ACTIVITY – Each entry should be repeated exactly. Its pictures should not be.

INPUT FOR THIS TASK –

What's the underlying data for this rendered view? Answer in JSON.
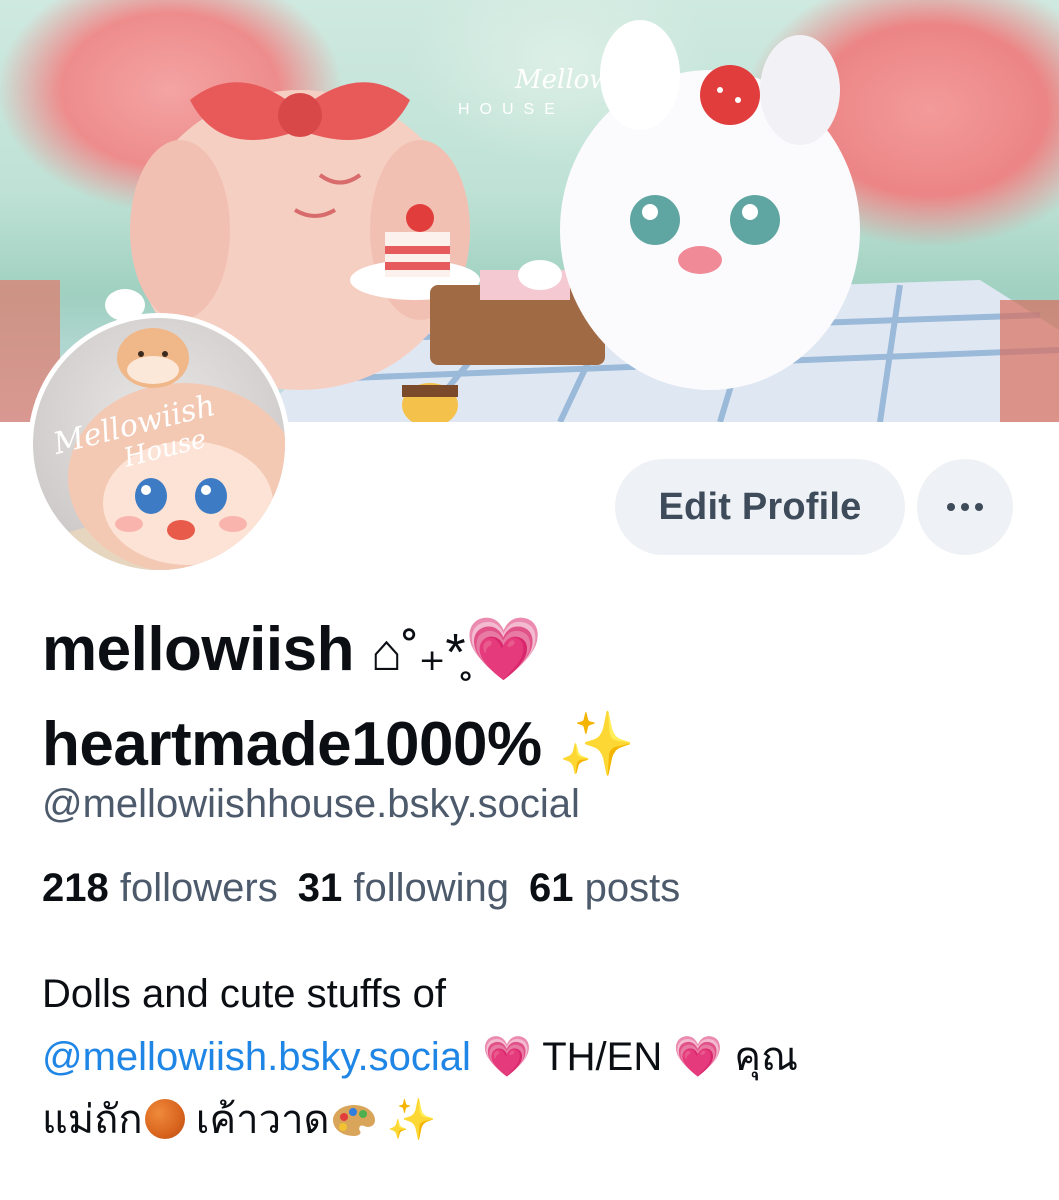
{
  "banner": {
    "logo_line1": "Mellowiish",
    "logo_line2": "HOUSE"
  },
  "avatar": {
    "logo_line1": "Mellowiish",
    "logo_line2": "House"
  },
  "actions": {
    "edit_profile": "Edit Profile",
    "more_menu": "..."
  },
  "profile": {
    "display_name_line1": "mellowiish",
    "display_name_deco": "⌂˚₊*̥",
    "display_name_heart": "💗",
    "display_name_line2": "heartmade1000%",
    "display_name_spark": "✨",
    "handle": "@mellowiishhouse.bsky.social"
  },
  "stats": {
    "followers_count": "218",
    "followers_label": "followers",
    "following_count": "31",
    "following_label": "following",
    "posts_count": "61",
    "posts_label": "posts"
  },
  "bio": {
    "line1": "Dolls and cute stuffs of",
    "mention": "@mellowiish.bsky.social",
    "heart1": "💗",
    "lang": "TH/EN",
    "heart2": "💗",
    "thai1": "คุณ",
    "thai2": "แม่ถัก",
    "thai3": "เค้าวาด",
    "spark": "✨"
  },
  "colors": {
    "link": "#1f86e6",
    "muted": "#4c5a6b",
    "button_bg": "#eef1f5",
    "heart": "#ee5aa9"
  }
}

EXERCISE RESPONSE –
What's the underlying data for this rendered view? Answer in JSON.
{
  "banner": {
    "logo_line1": "Mellowiish",
    "logo_line2": "HOUSE"
  },
  "avatar": {
    "logo_line1": "Mellowiish",
    "logo_line2": "House"
  },
  "actions": {
    "edit_profile": "Edit Profile",
    "more_menu": "..."
  },
  "profile": {
    "display_name_line1": "mellowiish",
    "display_name_deco": "⌂˚₊*̥",
    "display_name_heart": "💗",
    "display_name_line2": "heartmade1000%",
    "display_name_spark": "✨",
    "handle": "@mellowiishhouse.bsky.social"
  },
  "stats": {
    "followers_count": "218",
    "followers_label": "followers",
    "following_count": "31",
    "following_label": "following",
    "posts_count": "61",
    "posts_label": "posts"
  },
  "bio": {
    "line1": "Dolls and cute stuffs of",
    "mention": "@mellowiish.bsky.social",
    "heart1": "💗",
    "lang": "TH/EN",
    "heart2": "💗",
    "thai1": "คุณ",
    "thai2": "แม่ถัก",
    "thai3": "เค้าวาด",
    "spark": "✨"
  },
  "colors": {
    "link": "#1f86e6",
    "muted": "#4c5a6b",
    "button_bg": "#eef1f5",
    "heart": "#ee5aa9"
  }
}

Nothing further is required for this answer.